§ Description of the task
Output all of the data below exactly as given.

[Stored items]
┄┄┄┄┄┄┄┄┄┄┄┄┄┄┄┄┄┄┄┄
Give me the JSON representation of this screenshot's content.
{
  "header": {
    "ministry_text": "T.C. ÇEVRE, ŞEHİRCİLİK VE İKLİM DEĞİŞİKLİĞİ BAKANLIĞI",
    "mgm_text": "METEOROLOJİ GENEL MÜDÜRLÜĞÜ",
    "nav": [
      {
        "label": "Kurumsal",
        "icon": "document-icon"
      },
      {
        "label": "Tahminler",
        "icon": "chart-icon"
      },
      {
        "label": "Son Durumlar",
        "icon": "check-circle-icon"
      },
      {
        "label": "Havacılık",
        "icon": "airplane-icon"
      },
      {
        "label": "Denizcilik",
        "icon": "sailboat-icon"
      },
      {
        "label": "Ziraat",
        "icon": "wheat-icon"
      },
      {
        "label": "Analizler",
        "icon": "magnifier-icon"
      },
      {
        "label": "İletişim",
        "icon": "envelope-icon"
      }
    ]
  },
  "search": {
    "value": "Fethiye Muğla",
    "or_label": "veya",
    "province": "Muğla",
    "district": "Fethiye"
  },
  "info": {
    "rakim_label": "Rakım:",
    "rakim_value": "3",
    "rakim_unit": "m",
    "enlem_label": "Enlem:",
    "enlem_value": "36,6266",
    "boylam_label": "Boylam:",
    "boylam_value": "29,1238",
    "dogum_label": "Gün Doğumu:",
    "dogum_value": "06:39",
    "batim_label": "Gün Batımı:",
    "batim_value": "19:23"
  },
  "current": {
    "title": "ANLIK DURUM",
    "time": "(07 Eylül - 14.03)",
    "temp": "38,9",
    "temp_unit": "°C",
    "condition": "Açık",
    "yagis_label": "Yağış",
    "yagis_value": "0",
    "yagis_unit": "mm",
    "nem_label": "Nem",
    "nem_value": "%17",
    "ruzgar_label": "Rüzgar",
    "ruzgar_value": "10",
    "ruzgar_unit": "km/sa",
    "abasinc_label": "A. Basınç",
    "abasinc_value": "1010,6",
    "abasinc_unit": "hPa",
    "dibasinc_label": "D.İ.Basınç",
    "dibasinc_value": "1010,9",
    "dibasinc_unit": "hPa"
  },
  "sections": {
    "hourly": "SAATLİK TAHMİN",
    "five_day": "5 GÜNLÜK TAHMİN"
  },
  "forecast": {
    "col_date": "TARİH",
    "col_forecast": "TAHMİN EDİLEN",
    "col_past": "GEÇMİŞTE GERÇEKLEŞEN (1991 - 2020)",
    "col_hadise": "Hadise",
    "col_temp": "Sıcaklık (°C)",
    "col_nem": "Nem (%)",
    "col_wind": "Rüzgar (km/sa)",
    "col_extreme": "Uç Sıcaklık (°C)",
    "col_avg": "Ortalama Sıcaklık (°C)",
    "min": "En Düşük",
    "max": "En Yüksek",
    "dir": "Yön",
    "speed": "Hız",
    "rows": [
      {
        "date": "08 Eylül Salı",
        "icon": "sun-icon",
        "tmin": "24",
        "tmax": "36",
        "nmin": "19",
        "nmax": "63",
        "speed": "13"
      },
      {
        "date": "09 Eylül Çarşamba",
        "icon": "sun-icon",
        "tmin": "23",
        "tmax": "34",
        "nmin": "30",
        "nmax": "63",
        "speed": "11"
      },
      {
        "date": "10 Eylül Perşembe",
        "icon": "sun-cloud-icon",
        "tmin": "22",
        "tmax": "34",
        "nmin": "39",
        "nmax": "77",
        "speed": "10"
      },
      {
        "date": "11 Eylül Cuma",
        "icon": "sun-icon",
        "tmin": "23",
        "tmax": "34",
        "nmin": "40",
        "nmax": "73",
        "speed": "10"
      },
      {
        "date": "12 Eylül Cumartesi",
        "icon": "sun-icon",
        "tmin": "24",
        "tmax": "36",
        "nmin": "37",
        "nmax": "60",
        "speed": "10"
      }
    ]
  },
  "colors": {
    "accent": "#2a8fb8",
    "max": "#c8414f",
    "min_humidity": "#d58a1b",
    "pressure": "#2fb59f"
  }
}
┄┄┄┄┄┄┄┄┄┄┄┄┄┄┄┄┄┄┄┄
§ Exercise result
Give me the JSON representation of this screenshot's content.
{
  "header": {
    "ministry_text": "T.C. ÇEVRE, ŞEHİRCİLİK VE İKLİM DEĞİŞİKLİĞİ BAKANLIĞI",
    "mgm_text": "METEOROLOJİ GENEL MÜDÜRLÜĞÜ",
    "nav": [
      {
        "label": "Kurumsal",
        "icon": "document-icon"
      },
      {
        "label": "Tahminler",
        "icon": "chart-icon"
      },
      {
        "label": "Son Durumlar",
        "icon": "check-circle-icon"
      },
      {
        "label": "Havacılık",
        "icon": "airplane-icon"
      },
      {
        "label": "Denizcilik",
        "icon": "sailboat-icon"
      },
      {
        "label": "Ziraat",
        "icon": "wheat-icon"
      },
      {
        "label": "Analizler",
        "icon": "magnifier-icon"
      },
      {
        "label": "İletişim",
        "icon": "envelope-icon"
      }
    ]
  },
  "search": {
    "value": "Fethiye Muğla",
    "or_label": "veya",
    "province": "Muğla",
    "district": "Fethiye"
  },
  "info": {
    "rakim_label": "Rakım:",
    "rakim_value": "3",
    "rakim_unit": "m",
    "enlem_label": "Enlem:",
    "enlem_value": "36,6266",
    "boylam_label": "Boylam:",
    "boylam_value": "29,1238",
    "dogum_label": "Gün Doğumu:",
    "dogum_value": "06:39",
    "batim_label": "Gün Batımı:",
    "batim_value": "19:23"
  },
  "current": {
    "title": "ANLIK DURUM",
    "time": "(07 Eylül - 14.03)",
    "temp": "38,9",
    "temp_unit": "°C",
    "condition": "Açık",
    "yagis_label": "Yağış",
    "yagis_value": "0",
    "yagis_unit": "mm",
    "nem_label": "Nem",
    "nem_value": "%17",
    "ruzgar_label": "Rüzgar",
    "ruzgar_value": "10",
    "ruzgar_unit": "km/sa",
    "abasinc_label": "A. Basınç",
    "abasinc_value": "1010,6",
    "abasinc_unit": "hPa",
    "dibasinc_label": "D.İ.Basınç",
    "dibasinc_value": "1010,9",
    "dibasinc_unit": "hPa"
  },
  "sections": {
    "hourly": "SAATLİK TAHMİN",
    "five_day": "5 GÜNLÜK TAHMİN"
  },
  "forecast": {
    "col_date": "TARİH",
    "col_forecast": "TAHMİN EDİLEN",
    "col_past": "GEÇMİŞTE GERÇEKLEŞEN (1991 - 2020)",
    "col_hadise": "Hadise",
    "col_temp": "Sıcaklık (°C)",
    "col_nem": "Nem (%)",
    "col_wind": "Rüzgar (km/sa)",
    "col_extreme": "Uç Sıcaklık (°C)",
    "col_avg": "Ortalama Sıcaklık (°C)",
    "min": "En Düşük",
    "max": "En Yüksek",
    "dir": "Yön",
    "speed": "Hız",
    "rows": [
      {
        "date": "08 Eylül Salı",
        "icon": "sun-icon",
        "tmin": "24",
        "tmax": "36",
        "nmin": "19",
        "nmax": "63",
        "speed": "13"
      },
      {
        "date": "09 Eylül Çarşamba",
        "icon": "sun-icon",
        "tmin": "23",
        "tmax": "34",
        "nmin": "30",
        "nmax": "63",
        "speed": "11"
      },
      {
        "date": "10 Eylül Perşembe",
        "icon": "sun-cloud-icon",
        "tmin": "22",
        "tmax": "34",
        "nmin": "39",
        "nmax": "77",
        "speed": "10"
      },
      {
        "date": "11 Eylül Cuma",
        "icon": "sun-icon",
        "tmin": "23",
        "tmax": "34",
        "nmin": "40",
        "nmax": "73",
        "speed": "10"
      },
      {
        "date": "12 Eylül Cumartesi",
        "icon": "sun-icon",
        "tmin": "24",
        "tmax": "36",
        "nmin": "37",
        "nmax": "60",
        "speed": "10"
      }
    ]
  },
  "colors": {
    "accent": "#2a8fb8",
    "max": "#c8414f",
    "min_humidity": "#d58a1b",
    "pressure": "#2fb59f"
  }
}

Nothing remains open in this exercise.